My mom went to a decorator showhouse last year, and she told me that the decorator had stacked vintage suitcases as a table. Given my fondness for suitcases, mom thought I might like to know.
Sure, you can use suitcases as tables. And dressers. And sewing cases, craft storage, Christmas ornament boxes, and cat beds. I’ve done all of them, because I have a slight collecting problem when it comes to vintage suitcases. When I brought home a bright red, Amelia Earheart 1970s suitcase and matching train case a couple months ago, my sister just sighed and said, “Another one?”
Actually, I gave that set to a friend. The 1970s is too late a period for my tastes. I love the sets of the 1940s through the early 1960s. And my new favorite is the Samsonite Streamlite series.
This luggage line was produced between the late 1930s and early 1960s by Samsonite. It’s a composite of printed paper and acetate over an incredibly sturdy wood frame. The company called it “better than leather,” and it cleans up easily with Windex. Mine is in the natural rawhide finish, a sort of marbled ivory color.
The stuff wears like iron and is about as heavy. It’s definitely from a time when you had porters and bellhops to haul your stuff around, because the large pieces, fully packed, could probably give the average woman a hernia.
The insides are covered in cloth, with shirred pockets and straps and all kinds of niceties. The woman’s wardrobe case (21″ x 18″), even has a hanger and bar contraption to keep your full dresses crease free.
The ladies’ overnight (21″ x 13″) is a smaller version of the wardrobe, without the hanger and bar. The vanity overnight (15″ x 10.5″) is a fabulous size, and loaded with little pockets and whatnot. I’m using mine now as a sewing case.

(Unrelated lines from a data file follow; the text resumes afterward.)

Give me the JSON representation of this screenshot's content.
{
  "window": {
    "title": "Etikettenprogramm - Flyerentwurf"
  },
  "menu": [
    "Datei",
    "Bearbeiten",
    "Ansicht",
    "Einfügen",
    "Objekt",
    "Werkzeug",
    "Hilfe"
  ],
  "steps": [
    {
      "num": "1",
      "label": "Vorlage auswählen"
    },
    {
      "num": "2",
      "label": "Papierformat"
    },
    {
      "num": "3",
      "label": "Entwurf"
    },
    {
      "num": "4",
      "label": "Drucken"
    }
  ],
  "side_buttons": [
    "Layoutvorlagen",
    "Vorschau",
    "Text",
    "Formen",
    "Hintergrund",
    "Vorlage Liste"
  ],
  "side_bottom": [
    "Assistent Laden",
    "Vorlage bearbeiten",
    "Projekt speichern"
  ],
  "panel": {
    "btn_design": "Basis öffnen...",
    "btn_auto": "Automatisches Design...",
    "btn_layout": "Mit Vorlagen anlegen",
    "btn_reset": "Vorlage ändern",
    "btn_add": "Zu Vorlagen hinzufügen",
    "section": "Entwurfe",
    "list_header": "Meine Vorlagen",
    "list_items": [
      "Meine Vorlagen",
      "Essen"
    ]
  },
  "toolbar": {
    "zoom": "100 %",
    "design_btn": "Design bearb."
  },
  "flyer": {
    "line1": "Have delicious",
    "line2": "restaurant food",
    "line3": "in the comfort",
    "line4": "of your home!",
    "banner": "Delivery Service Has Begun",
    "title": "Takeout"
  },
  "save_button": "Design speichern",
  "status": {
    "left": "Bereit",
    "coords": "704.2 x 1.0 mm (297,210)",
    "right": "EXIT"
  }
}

And then there’s the train case. Why, exactly, did we stop using train cases? They are endlessly useful, attractive, and make a nice footrest on the train or plane. I have one that matches the rawhide set, plus two others in the company’s Hawaiian blue finish. They measure about 13″ x 8″ x 9″. Unlike the fabric-lined suitcases, the train cases have a vinyl finish so you can wipe them clean. They also often come with the distinct smell of vintage face powder.
I’ve used them as sewing kits, makeup boxes, and organizers for gears, knobs, and other Steampunk bits. My most recent acquisition is the rawhide train case, and it still had the plastic organizer tray. I’m moving the tray over to the Hawaiian blue train case I use for makeup.
I was cruising eBay to learn about the different styles, and I was horrified by the prices. All my cases have come from either garage sales or the (angel choir sound) Goodwill Outlet. I don’t think I’ve paid more than $10 for any of them. Besides, if you buy them online, you’re on the hook for shipping. And given the weight, the shipping cost could be higher than the sale price.
Of course, I’ve also been scouting for vintage suitcases before they became cool. So between that early start and the sharp elbows I’ve employed at Goodwill Outlet, I’ve amassed a nice little collection for virtually no money.
Really, the only downside to these cases is that they don’t stack. For reasons clear only to the Samsonite people, the Streamlite series has a shape that thinner at the top than the bottom. Stacking is out of the question, so you have to find other ways to display it. I’m currently hunting for a bookcase (secondhand, of course) I can use to to stack mine in the living room. If I were really ambitious, I’d make a wall like this one from artist Gail Rieke, but let’s be realistic.
Check out my suitcase Pinboard for vintage Samsonite Streamlite ads and inspiration for using old suitcases.